Trio of advertising, marketing and publishing vets open media and entertainment company
Over the course of the pandemic, we’ve seen a number of startups sprout up on the scene, led by agency vets (like Mischief @ No Fixed Address and Slap Global), marketing vets or a combination of both. Now, you can add publishing to that mix.
Marvin is a new independent media and entertainment company led by advertising and marketing leaders Geoff Cottrill and Gary Koepke and publishing veteran Marvin Scott Jarrett, founder of magazines Nylon and Ray Gun. Together, the trio say they say they are trying to shake up advertising by bringing together creative and marketing expertise with the direct distribution of an in-house media outlet.
“We are a storytelling company, not an agency,” claims Marvin’s chief brand officer Cottrill, who last served as senior VP of strategic marketing at Coca-Cola. Prior to that, he was president of MullenLowe Boston and also served in top marketing posts at Starbucks and Converse, where he led a number of entertainment-oriented initiatives including the Rubber Tracks Studio, which offered recording studio time and mentorship to up-and-coming artists. “We’re trained to think: brand, agency, publication," Cottrill says. "I question why they have to be three different things. Why can’t they come together, use all available platforms, put our heads together and don’t even think about the boundaries? We will tell a lot of different stories in a lot of different places—print, digital, episodic programming, film."
Jarrett, who serves as the company’s CEO, approached Koepke with the idea of creating a creative company that could partner more closely with brands on content while providing an-in-house media outlet (such as a magazine) rather than treating them as clients. In the agency world, Koepke, Marvin's chief creative officer, last served as exec VP group creative director at Hill Holliday Boston, but also previously held top posts at Sapient Nitro, where he was VP, North American chief creative officer. He also co-founded indie Boston shop Modernista! and was a creative director at Wieden+Kennedy. Prior to that, however, he had been the founding design director at Vibe magazine.
“I’m a lifelong marketer,” said Cottrill. “I’ve run an agency, worked at brands. As a leader of brands, the avenue of how brands can communicate with consumers can be quite boring. I got tired of ads.”
Koepke says Marvin aims to “put brands into culture as opposed to sticking them on top,” the latter being how he describes more “traditional” approaches like banner ads and product placements. Its first storytelling venture is the company’s namesake magazine, Marvin, an oversize quarterly edition printed on high-quality paper stock.
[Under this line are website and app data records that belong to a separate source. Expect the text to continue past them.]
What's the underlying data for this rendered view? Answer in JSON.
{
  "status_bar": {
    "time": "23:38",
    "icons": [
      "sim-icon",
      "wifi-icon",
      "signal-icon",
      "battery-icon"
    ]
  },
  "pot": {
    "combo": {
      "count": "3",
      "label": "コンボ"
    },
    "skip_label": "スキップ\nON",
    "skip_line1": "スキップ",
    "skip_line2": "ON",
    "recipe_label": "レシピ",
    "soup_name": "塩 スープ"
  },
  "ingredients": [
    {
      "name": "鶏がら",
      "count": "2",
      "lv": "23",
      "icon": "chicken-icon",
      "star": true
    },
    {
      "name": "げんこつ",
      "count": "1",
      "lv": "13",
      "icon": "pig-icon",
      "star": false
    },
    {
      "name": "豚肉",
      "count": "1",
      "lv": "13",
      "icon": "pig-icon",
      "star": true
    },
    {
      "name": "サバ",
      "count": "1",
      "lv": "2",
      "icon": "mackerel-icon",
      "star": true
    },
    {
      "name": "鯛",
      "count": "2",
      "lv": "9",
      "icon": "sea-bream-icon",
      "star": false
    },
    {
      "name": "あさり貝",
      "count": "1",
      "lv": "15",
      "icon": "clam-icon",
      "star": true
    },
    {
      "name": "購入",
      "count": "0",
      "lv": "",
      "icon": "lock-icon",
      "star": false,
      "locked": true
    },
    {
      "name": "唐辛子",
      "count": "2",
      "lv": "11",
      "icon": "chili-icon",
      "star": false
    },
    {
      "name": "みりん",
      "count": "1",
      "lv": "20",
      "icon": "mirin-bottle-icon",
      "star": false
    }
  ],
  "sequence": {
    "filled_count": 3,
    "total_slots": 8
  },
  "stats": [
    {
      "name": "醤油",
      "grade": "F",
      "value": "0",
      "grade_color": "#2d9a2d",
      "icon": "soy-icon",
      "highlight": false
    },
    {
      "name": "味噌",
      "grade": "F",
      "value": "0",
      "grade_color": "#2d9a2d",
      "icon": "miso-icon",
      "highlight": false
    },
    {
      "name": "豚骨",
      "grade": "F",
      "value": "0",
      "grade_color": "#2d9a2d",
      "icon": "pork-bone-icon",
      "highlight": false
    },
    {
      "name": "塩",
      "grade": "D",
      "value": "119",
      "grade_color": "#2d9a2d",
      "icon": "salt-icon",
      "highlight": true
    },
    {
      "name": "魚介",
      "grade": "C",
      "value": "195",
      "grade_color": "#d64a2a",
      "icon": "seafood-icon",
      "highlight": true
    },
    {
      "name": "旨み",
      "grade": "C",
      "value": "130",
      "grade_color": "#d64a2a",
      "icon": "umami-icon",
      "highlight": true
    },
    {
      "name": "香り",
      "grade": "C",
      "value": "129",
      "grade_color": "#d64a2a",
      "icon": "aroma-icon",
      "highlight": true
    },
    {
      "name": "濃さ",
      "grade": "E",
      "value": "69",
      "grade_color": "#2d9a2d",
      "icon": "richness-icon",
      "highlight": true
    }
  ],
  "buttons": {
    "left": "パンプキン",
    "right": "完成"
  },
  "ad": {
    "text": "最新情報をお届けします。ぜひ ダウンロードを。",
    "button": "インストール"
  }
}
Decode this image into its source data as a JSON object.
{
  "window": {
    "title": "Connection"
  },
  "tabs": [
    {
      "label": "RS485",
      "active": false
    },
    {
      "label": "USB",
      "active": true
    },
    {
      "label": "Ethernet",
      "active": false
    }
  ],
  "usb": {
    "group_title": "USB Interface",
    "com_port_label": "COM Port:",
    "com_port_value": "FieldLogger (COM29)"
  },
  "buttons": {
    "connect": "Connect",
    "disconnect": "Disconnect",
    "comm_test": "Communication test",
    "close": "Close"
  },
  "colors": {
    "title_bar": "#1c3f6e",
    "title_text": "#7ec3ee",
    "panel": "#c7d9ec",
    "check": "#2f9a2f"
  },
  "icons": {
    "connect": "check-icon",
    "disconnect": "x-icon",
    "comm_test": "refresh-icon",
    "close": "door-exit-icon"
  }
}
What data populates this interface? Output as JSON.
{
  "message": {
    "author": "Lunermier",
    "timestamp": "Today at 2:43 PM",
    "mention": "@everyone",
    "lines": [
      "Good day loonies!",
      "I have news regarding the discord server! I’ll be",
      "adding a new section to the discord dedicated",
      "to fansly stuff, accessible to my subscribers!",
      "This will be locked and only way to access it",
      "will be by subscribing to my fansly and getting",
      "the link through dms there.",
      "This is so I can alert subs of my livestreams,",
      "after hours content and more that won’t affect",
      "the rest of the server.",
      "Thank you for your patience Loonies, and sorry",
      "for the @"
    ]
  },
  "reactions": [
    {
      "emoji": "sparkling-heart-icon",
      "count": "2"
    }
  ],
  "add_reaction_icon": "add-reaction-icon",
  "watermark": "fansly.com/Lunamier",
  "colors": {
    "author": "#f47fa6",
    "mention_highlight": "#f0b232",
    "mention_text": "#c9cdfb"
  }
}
Available at select retailers worldwide, including Magculture in London, Casa Magazines in NYC and Tsutaya Books in Tokyo, its premier edition, featuring Porsche as its sole sponsor, is filled with tastefully lit photos and articles about creators like the singers Ace Tee and Yungblud, the rapper Raftaar.
Marvin seeks a brand to “partner” with on every issue. “It’s not a straight media buy,” says Cottrill. “We will work with brands to find interesting stories when appropriate, and we will be producing different content to integrate the brands.”
The name of the mag, and the company, comes from Jarrett himself: “I can’t tell you how many times people have asked me, ‘Marvin, what’s cool?’” says Jarrett. “Rather than telling them anymore, I want to show them.”
The magazine is “simply one element of the relationship” with Porsche, Cottrill says. “We’re working with Porsche on a number of initiatives that we can disclose in more detail soon.”
The Marvin founders decline to discuss any other client relationships in the works, but say they are hoping “to work with brands that want to have a meaningful place in culture and want to contribute to culture,” says Cottrill.
But even without a brand partner, the company intends to create stories. “Our business is not based on whether or not we secure ‘sponsors’ for any of our work,” says Cottrill. “We are not another advertising agency that is ‘selling’ the idea of branded content. We are a standalone media company focused on producing quality content and sharing that content across a wide spectrum of media platforms. Where it makes sense to work with brands, we will. Where it doesn’t, we simply won’t.”
As for the company's long-term revenue model, it "doesn’t reflect anything like the traditional agency model, as we’re not an agency," says Jarrett. "We’re more like a Radical Media or an Anonymous Content than anything else, although we won’t be limited to film and video work, as they are. We’ll create and produce content that will come out under our brand, Marvin, rather than white label content as a work-for-hire vendor for programmers, networks or advertisers."